Hickson said the team is holding tryouts this week, but there are time constraints. In past years, morning and afternoon sessions of tryouts would’ve been held before school started. There’s also a time limit on practices, which had been one hour of conditioning and drills until today, when practices increased to 90 minutes.
The coach said the players have remained positive.
“Everybody seems to be really happy to be out here and the morale is good,” Hickson said. “They just seem to be happy to be out there, playing and being involved with their friends and teammates. We’re close to (the first game), but it’s still one day at a time.”
— DAVE STEWART
In Darien, athletic trainer Katie Bryant set up a Google doc to make it easier for coaches to monitor their athletes’ health each day.
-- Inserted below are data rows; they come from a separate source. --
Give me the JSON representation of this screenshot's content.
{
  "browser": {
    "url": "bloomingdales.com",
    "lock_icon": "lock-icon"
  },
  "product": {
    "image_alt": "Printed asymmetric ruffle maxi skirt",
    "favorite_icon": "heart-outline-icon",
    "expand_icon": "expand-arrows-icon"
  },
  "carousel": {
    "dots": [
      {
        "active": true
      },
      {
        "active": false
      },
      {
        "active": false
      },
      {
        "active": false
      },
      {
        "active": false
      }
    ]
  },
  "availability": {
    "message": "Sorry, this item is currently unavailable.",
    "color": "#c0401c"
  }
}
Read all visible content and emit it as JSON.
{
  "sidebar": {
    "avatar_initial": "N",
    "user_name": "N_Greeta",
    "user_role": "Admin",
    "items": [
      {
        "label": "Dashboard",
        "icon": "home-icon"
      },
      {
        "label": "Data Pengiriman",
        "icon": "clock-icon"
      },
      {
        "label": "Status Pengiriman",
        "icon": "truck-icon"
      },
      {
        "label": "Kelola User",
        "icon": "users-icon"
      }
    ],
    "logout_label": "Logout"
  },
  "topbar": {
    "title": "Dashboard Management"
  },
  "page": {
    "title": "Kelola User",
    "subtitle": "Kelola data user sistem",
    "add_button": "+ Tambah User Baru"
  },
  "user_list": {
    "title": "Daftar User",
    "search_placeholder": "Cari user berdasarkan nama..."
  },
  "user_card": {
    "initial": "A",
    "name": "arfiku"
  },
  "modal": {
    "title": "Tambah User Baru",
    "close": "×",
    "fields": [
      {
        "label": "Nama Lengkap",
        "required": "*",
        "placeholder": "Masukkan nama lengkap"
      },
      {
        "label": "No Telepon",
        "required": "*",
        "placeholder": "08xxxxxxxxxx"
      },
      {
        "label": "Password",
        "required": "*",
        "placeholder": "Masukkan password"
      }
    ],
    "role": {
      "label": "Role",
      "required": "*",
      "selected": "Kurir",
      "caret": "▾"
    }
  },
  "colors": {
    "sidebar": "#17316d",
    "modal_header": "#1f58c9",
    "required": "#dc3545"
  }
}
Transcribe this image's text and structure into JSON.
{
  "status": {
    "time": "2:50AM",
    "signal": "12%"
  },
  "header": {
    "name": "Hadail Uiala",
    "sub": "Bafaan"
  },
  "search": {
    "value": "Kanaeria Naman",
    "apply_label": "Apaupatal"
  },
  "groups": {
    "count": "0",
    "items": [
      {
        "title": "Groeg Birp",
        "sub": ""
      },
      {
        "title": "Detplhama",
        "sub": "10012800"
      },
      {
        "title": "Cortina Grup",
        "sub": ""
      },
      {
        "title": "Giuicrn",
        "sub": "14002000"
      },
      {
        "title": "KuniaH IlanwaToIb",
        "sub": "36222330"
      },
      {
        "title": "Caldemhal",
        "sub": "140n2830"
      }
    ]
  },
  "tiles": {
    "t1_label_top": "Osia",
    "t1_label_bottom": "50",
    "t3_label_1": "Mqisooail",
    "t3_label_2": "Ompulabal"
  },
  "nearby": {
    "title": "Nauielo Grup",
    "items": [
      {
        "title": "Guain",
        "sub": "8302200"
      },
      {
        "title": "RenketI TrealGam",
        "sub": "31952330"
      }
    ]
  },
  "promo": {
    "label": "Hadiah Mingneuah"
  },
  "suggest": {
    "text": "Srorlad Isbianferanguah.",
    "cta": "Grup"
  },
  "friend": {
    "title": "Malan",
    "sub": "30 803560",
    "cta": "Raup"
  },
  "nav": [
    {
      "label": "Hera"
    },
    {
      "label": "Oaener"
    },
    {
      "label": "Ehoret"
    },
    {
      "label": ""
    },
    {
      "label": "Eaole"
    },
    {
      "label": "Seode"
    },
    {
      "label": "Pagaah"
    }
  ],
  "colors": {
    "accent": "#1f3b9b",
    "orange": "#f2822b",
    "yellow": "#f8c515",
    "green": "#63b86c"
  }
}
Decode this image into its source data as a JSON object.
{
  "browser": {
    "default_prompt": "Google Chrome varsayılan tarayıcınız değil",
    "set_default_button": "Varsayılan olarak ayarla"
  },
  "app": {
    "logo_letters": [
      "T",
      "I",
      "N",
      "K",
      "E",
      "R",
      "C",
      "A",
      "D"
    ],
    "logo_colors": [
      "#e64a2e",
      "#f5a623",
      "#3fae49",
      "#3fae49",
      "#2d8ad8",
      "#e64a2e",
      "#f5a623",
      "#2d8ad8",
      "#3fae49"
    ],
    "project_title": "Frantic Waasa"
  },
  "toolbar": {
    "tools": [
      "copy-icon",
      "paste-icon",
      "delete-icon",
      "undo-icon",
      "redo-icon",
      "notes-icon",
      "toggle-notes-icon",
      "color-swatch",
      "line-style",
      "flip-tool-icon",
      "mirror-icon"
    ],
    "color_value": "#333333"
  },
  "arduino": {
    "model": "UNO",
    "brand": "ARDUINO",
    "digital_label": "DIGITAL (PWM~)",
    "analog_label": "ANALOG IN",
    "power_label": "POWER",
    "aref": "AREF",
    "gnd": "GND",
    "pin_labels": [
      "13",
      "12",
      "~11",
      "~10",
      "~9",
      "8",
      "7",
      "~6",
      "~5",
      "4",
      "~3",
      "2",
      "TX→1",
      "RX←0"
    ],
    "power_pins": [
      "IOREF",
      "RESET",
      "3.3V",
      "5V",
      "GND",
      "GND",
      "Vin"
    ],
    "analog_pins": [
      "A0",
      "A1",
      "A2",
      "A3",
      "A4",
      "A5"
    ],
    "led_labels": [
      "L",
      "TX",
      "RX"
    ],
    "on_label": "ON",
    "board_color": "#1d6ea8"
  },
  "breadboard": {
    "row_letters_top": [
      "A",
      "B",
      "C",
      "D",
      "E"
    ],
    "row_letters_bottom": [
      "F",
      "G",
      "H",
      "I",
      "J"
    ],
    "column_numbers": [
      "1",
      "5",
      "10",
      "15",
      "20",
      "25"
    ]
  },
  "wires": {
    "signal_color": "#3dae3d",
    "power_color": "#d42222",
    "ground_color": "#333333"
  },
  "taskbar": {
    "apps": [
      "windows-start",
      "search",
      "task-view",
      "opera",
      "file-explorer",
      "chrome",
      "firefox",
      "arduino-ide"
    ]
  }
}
According to athletic director Chris Manfredonia, students will answer yes-or-no questions from the CIAC’s “COVID Athletic Monitoring Form” before heading to their respective practices. It’s a self-screening process for symptoms such as fever or chills, shortness of breath, and loss of taste or smell, and helps get the athletes be aware of the own health while hopefully mitigating the spread of the virus.
Blue Wave boys soccer coach Jon Bradley said he felt it was important to keep student-athletes involved and with that in mind, the program is keeping everyone this season.
“As a coaching staff, we made the decision not to cut players this year and we explained the many reasons to the boys,” Bradley said. “The biggest (reason) being that we believe players having a home and an activity after school is so important.”
Despite the reduced schedule and the changes in the way things are done this season, Bradley’s players are happy to be with the soccer team.
“My message is clear: We are lucky,” Bradley said. “We are playing and having fun and doing what we enjoy. There are many people in worse positions than us.”
Darien boys cross country coach Tyson Kaczmarek said his Wave runners have been great given the circumstances.
“We are wearing masks anytime we are not engaged in physical activity,” Kaczmarek said. “We put a lot of thought into our cohorts. With the help of the captains we tried to group people by ability. We ran the risk of having to quarantine an entire cohort, but it looks like it has paid off.
“Being able to train with people of your ability, even if it is one other person, was very important to us.”
— DAVE STEWART